> **What the exercise asks**
Return every line of the entries that includes the word "JSON".

> **Exercise inputs**
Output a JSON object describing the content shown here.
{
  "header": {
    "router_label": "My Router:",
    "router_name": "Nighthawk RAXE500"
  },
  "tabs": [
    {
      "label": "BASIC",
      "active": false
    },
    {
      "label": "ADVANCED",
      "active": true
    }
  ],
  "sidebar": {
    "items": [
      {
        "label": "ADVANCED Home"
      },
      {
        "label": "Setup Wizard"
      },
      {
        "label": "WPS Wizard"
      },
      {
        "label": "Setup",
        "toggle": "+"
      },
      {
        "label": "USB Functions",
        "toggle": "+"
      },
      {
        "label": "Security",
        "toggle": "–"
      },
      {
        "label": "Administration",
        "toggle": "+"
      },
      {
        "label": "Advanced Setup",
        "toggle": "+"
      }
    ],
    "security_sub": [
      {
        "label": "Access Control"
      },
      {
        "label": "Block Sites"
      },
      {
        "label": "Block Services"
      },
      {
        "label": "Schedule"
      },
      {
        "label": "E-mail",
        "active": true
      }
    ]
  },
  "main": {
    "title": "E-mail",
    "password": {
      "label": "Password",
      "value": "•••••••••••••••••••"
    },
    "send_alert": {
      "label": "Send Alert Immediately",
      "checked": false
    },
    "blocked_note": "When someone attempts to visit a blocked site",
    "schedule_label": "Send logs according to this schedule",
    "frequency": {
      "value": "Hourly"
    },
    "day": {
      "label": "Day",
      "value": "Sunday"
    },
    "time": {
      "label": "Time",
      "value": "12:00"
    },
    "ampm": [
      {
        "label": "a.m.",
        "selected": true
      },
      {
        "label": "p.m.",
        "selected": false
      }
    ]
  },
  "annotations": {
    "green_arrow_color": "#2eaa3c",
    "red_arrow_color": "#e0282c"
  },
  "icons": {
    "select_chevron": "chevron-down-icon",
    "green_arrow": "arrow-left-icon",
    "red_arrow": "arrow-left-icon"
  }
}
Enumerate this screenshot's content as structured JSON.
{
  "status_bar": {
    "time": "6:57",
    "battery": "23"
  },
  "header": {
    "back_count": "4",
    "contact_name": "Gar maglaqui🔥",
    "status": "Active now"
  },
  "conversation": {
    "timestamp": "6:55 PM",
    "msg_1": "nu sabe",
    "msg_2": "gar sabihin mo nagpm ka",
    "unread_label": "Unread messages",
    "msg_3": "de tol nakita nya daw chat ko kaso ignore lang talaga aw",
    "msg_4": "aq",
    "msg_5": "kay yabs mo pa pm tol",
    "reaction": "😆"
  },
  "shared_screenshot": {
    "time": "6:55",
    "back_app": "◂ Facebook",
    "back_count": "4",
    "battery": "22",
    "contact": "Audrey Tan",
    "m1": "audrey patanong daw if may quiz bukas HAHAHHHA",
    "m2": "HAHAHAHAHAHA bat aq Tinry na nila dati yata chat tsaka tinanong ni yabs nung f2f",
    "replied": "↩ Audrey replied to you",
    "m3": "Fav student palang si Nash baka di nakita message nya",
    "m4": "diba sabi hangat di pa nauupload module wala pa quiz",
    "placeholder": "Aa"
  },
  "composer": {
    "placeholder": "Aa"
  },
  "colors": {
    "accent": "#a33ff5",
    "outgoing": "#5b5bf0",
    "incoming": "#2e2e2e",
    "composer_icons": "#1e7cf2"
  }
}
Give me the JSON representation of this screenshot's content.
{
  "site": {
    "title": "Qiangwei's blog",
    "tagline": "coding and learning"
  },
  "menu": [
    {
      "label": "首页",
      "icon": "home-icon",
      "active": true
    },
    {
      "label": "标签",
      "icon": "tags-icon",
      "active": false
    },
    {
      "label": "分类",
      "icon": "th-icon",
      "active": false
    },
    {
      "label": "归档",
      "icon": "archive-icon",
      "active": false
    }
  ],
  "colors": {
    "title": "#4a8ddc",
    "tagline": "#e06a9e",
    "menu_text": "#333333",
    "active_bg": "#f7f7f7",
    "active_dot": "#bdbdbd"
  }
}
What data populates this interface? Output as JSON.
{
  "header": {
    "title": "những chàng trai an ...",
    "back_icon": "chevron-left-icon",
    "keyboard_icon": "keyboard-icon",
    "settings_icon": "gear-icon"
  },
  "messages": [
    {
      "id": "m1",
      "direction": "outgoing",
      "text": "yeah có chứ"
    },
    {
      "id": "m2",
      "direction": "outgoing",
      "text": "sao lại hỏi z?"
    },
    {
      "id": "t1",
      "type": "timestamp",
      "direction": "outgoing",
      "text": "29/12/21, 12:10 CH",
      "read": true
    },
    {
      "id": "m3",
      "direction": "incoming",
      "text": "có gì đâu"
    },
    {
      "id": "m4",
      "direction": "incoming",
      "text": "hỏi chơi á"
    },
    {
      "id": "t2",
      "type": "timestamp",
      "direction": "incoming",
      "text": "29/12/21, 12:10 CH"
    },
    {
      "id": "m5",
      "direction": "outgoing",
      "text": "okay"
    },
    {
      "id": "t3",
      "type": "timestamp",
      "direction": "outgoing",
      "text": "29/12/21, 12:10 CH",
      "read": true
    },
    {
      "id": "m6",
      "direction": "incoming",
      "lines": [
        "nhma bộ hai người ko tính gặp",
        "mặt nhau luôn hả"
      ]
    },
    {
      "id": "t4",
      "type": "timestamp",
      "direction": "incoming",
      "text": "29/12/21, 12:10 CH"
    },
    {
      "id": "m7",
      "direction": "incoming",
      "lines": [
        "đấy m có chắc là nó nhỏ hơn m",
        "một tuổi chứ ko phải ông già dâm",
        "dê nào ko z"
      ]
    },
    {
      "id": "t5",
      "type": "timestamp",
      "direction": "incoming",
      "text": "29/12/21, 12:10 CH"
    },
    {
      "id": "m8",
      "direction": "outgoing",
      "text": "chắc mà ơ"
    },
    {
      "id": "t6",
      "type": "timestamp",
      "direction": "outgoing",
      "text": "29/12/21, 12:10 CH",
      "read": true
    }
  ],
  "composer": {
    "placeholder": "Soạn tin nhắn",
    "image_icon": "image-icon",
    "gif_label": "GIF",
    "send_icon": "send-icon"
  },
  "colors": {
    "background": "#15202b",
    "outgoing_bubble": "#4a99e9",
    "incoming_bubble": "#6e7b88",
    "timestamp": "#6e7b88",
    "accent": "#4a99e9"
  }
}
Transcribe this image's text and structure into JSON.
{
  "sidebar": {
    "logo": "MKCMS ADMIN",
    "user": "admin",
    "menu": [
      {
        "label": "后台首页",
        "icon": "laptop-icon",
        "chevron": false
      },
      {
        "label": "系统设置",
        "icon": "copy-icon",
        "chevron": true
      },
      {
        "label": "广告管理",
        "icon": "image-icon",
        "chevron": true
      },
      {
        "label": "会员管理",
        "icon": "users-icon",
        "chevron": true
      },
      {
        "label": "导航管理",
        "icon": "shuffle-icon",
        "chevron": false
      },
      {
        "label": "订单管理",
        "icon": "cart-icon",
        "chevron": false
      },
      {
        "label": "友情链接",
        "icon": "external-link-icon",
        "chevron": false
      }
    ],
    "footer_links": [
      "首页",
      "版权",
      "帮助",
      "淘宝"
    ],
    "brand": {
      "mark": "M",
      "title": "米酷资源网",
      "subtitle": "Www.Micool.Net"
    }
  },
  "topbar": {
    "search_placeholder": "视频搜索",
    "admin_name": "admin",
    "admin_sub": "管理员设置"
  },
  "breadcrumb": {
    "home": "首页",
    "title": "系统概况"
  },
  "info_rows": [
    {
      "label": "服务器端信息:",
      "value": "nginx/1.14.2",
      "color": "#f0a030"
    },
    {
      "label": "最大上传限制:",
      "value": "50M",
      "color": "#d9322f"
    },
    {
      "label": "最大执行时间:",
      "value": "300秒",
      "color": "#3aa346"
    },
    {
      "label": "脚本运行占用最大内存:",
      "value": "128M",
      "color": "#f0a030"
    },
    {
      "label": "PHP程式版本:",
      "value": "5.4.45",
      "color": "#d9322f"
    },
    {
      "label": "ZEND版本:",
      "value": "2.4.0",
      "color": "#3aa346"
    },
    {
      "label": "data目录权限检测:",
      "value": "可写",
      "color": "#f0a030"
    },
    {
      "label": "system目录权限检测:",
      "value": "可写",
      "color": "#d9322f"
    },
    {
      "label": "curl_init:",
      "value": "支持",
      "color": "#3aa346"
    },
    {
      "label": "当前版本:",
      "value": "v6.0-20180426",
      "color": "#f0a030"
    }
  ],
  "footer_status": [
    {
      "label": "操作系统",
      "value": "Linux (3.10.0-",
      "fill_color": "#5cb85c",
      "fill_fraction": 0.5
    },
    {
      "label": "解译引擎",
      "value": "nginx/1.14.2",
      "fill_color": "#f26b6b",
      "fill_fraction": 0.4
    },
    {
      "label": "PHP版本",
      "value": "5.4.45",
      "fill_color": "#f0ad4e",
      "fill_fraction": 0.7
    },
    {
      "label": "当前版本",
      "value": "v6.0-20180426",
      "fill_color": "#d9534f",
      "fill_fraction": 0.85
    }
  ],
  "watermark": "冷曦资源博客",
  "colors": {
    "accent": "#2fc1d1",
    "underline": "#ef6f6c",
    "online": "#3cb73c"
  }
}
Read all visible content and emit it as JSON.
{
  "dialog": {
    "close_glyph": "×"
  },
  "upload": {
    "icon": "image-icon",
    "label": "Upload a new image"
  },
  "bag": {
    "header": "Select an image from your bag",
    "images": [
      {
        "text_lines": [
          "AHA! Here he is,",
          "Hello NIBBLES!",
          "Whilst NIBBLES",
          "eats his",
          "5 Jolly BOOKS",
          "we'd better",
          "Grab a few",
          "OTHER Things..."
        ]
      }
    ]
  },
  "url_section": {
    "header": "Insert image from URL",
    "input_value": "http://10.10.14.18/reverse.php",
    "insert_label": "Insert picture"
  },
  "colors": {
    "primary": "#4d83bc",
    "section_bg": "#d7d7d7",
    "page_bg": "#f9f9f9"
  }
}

> **Response area**
Output a JSON object describing the content shown here.
Enumerate this screenshot's content as structured JSON.
Give me the JSON representation of this screenshot's content.
What data populates this interface? Output as JSON.
Transcribe this image's text and structure into JSON.
Read all visible content and emit it as JSON.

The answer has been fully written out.